__Data to use__:
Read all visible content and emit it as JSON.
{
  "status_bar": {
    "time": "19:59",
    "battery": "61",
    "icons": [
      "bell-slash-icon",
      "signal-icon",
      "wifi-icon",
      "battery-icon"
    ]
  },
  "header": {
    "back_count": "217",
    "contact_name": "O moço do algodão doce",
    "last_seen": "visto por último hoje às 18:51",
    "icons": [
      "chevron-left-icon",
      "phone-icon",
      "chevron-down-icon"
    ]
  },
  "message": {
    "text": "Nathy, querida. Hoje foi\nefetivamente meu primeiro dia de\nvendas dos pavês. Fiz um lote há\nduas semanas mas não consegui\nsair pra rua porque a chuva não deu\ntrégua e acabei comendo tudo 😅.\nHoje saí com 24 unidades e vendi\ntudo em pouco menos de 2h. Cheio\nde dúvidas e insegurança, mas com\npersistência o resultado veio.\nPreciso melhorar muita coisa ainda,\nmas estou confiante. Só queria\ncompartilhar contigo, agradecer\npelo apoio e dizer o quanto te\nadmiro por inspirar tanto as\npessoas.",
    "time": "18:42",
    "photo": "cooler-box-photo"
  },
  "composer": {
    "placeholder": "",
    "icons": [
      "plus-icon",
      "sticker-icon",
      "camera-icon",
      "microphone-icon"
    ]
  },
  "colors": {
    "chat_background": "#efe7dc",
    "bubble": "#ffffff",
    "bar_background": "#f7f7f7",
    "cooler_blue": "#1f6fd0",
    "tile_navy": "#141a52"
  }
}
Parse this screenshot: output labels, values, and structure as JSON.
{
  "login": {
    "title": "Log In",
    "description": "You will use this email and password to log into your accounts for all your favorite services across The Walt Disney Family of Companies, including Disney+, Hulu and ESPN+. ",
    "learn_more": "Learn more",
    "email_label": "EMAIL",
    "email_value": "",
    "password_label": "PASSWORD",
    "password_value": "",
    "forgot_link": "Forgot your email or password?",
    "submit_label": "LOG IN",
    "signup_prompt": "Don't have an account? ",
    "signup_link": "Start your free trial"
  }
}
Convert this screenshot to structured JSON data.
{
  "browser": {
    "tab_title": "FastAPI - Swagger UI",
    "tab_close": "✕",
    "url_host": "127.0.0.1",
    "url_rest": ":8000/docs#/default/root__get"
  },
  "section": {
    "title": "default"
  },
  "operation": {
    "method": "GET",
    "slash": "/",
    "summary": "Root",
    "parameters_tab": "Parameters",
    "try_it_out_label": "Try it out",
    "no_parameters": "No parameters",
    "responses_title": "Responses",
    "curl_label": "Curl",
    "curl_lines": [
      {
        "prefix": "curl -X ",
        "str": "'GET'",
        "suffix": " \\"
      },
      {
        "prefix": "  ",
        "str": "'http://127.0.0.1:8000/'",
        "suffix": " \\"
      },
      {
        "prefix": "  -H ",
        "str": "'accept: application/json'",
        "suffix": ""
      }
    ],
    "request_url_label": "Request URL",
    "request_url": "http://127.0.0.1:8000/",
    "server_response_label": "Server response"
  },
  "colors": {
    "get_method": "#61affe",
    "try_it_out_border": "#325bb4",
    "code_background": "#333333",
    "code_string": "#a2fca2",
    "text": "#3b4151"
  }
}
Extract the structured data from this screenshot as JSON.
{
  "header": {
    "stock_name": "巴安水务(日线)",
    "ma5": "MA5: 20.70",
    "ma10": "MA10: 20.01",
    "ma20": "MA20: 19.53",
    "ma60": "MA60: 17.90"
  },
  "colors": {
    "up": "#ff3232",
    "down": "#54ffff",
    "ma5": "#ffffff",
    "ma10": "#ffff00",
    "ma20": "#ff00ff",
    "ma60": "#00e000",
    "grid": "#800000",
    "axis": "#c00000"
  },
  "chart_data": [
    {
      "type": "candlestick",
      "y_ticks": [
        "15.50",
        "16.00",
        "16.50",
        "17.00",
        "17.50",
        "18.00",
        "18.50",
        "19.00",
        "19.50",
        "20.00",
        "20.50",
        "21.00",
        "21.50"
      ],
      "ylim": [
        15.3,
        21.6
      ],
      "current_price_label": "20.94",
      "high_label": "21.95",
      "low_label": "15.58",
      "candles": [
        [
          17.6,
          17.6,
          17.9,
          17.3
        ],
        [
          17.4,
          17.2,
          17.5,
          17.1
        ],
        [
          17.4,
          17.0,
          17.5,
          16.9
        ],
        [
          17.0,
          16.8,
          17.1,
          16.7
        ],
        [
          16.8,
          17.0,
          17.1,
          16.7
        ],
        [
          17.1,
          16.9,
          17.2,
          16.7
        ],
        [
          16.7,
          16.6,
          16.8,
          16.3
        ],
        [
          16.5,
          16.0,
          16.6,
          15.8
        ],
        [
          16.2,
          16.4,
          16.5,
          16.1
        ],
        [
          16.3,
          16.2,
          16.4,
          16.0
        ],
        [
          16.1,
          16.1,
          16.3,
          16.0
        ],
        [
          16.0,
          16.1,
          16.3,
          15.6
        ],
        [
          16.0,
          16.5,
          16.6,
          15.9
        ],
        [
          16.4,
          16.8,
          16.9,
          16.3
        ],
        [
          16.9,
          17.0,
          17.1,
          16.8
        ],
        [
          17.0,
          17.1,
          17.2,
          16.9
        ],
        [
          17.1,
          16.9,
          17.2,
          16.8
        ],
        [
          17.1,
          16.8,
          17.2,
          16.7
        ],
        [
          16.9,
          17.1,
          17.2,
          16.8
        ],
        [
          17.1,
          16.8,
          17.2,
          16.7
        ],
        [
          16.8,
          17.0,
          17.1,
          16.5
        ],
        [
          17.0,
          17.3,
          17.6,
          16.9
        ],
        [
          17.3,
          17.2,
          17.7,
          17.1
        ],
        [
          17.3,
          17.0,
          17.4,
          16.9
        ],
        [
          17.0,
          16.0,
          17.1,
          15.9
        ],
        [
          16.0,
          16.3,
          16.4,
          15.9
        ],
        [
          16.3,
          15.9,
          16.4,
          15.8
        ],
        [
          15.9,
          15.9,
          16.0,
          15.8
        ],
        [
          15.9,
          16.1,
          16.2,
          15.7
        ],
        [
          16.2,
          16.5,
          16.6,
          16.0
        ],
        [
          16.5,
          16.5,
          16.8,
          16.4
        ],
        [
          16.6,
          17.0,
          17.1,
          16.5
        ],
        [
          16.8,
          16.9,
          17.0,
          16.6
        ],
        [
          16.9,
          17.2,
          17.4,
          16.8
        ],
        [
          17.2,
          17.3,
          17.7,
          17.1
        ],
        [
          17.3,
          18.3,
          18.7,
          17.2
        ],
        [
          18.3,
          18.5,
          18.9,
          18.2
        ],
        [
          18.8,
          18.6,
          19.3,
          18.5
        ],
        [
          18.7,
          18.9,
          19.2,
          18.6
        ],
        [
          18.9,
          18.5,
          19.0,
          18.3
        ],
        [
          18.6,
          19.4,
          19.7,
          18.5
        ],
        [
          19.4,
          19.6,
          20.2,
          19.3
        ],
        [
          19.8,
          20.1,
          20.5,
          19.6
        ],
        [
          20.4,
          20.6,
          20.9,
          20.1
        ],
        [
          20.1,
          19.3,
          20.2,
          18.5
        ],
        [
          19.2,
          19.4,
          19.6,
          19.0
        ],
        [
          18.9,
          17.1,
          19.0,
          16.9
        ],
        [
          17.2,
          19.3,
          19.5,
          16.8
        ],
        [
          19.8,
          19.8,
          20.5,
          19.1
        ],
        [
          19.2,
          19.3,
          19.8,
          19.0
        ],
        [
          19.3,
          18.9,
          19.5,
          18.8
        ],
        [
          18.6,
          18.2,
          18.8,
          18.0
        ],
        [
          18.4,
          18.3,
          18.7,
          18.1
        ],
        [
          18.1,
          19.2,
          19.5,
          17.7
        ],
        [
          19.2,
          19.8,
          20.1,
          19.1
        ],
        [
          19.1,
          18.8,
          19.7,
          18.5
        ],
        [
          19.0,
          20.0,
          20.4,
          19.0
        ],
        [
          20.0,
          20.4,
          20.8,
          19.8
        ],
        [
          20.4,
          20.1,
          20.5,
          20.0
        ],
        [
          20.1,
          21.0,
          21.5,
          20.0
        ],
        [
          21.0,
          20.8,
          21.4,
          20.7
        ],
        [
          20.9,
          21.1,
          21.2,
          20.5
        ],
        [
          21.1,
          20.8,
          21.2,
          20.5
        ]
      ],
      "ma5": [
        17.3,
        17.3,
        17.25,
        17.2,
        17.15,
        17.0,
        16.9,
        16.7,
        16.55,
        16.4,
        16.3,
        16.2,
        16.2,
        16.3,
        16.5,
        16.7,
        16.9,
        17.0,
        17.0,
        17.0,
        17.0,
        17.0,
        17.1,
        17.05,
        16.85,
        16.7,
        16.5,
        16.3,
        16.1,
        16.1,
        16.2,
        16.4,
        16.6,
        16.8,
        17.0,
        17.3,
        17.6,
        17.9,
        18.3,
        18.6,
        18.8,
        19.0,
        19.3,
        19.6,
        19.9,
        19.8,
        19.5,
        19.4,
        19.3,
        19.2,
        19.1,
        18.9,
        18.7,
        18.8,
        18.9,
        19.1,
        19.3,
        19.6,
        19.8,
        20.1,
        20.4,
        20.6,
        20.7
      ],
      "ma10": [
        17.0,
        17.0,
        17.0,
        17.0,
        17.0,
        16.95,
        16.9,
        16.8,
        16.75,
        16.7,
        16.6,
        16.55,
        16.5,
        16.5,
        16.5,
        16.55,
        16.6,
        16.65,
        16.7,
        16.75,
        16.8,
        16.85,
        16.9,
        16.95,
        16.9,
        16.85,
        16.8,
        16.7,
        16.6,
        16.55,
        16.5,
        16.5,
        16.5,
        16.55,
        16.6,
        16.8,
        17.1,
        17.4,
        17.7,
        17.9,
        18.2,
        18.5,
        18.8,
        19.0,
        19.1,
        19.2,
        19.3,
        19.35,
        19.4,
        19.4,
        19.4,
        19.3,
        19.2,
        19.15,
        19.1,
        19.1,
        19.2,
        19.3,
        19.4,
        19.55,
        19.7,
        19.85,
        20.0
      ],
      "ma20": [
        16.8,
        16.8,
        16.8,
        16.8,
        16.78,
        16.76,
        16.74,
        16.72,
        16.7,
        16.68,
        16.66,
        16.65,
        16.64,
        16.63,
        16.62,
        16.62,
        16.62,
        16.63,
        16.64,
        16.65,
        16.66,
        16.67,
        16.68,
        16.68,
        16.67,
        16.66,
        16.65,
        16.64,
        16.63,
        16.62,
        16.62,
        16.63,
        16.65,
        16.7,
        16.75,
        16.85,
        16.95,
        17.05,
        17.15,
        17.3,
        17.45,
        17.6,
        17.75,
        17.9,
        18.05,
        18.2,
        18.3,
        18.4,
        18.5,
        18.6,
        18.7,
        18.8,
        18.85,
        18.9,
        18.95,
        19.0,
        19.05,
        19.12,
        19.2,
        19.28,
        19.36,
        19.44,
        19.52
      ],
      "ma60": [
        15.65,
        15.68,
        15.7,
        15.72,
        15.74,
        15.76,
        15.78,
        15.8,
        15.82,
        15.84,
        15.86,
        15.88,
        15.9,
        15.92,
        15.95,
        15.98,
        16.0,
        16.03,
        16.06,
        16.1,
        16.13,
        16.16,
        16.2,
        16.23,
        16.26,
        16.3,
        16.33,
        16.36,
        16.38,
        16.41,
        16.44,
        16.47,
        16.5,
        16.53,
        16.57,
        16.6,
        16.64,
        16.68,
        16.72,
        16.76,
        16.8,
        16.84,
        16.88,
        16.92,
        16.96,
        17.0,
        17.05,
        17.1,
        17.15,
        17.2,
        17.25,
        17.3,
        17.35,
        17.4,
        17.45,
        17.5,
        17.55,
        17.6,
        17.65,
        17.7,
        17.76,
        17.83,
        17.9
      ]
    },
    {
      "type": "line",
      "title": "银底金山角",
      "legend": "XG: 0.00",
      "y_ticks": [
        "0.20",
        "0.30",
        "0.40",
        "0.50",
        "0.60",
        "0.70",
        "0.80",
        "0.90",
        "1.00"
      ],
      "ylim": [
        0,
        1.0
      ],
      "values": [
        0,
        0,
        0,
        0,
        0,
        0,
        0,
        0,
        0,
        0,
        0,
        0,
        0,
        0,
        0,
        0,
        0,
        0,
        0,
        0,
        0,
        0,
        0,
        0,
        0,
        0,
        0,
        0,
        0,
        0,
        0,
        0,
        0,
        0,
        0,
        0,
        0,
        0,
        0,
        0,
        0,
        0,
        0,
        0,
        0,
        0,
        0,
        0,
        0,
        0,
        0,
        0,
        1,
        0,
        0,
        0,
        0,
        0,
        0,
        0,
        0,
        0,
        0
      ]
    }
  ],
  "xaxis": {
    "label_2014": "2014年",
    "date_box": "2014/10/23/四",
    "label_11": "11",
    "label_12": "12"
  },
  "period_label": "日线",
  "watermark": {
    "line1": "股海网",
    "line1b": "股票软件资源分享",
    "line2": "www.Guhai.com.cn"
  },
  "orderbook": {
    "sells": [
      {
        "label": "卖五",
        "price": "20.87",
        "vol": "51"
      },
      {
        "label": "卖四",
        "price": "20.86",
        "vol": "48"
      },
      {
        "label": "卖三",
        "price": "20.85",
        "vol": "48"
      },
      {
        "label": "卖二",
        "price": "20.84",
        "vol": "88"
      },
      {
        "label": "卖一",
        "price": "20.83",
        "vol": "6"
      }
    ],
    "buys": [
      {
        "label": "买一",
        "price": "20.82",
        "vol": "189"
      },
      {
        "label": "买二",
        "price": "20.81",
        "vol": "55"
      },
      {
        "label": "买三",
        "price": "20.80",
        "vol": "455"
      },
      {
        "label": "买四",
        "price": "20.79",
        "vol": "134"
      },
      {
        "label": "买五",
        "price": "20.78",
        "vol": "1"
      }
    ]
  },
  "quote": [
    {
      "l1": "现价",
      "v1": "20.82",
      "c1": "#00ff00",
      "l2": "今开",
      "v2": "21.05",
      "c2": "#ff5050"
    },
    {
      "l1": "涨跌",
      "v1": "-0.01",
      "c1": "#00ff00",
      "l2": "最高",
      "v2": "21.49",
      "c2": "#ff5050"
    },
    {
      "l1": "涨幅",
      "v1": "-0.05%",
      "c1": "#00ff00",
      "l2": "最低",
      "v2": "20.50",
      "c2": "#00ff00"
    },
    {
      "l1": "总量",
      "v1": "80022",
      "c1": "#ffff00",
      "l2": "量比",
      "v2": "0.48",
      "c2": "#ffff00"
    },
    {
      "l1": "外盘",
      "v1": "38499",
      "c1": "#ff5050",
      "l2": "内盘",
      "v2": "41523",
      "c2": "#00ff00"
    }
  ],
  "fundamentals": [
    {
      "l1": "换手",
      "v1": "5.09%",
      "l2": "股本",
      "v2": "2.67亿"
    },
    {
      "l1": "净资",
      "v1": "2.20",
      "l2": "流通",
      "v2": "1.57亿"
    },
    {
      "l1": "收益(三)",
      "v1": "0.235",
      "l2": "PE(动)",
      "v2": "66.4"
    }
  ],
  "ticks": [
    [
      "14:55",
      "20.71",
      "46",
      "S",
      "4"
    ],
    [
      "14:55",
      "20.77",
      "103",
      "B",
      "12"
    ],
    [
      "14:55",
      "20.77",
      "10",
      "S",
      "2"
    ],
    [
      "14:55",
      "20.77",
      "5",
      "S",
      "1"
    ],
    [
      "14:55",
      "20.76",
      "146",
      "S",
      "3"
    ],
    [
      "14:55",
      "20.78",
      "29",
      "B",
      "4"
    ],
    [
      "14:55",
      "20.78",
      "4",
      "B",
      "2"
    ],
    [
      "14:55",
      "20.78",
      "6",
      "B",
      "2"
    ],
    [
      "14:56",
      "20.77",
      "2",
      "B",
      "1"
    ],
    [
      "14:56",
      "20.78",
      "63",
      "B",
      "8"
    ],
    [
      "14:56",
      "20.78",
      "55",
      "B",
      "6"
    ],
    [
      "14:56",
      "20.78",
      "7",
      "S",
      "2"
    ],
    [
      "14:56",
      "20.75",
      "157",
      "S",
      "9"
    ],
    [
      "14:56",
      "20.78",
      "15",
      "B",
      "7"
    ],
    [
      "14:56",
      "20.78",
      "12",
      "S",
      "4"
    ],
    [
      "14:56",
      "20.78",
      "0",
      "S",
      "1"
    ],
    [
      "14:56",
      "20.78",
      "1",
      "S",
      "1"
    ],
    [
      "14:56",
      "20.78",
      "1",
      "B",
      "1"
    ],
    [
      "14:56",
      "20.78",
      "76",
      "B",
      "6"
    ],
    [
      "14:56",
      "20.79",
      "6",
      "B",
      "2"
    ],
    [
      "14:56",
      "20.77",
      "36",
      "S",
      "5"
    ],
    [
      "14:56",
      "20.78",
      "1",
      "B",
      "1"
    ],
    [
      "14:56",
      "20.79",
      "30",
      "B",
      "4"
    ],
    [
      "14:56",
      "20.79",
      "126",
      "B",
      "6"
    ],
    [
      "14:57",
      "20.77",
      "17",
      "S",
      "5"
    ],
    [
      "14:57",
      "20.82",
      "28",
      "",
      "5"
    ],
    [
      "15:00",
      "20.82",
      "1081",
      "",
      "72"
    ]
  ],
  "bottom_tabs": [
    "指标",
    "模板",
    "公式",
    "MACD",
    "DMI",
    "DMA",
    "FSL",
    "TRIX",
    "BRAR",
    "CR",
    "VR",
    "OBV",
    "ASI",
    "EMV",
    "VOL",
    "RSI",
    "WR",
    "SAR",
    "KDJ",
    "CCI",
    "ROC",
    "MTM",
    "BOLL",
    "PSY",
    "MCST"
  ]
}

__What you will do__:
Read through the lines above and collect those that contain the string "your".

__Finished task__:
    "description": "You will use this email and password to log into your accounts for all your favorite services across The Walt Disney Family of Companies, including Disney+, Hulu and ESPN+. ",
    "forgot_link": "Forgot your email or password?",
    "signup_link": "Start your free trial"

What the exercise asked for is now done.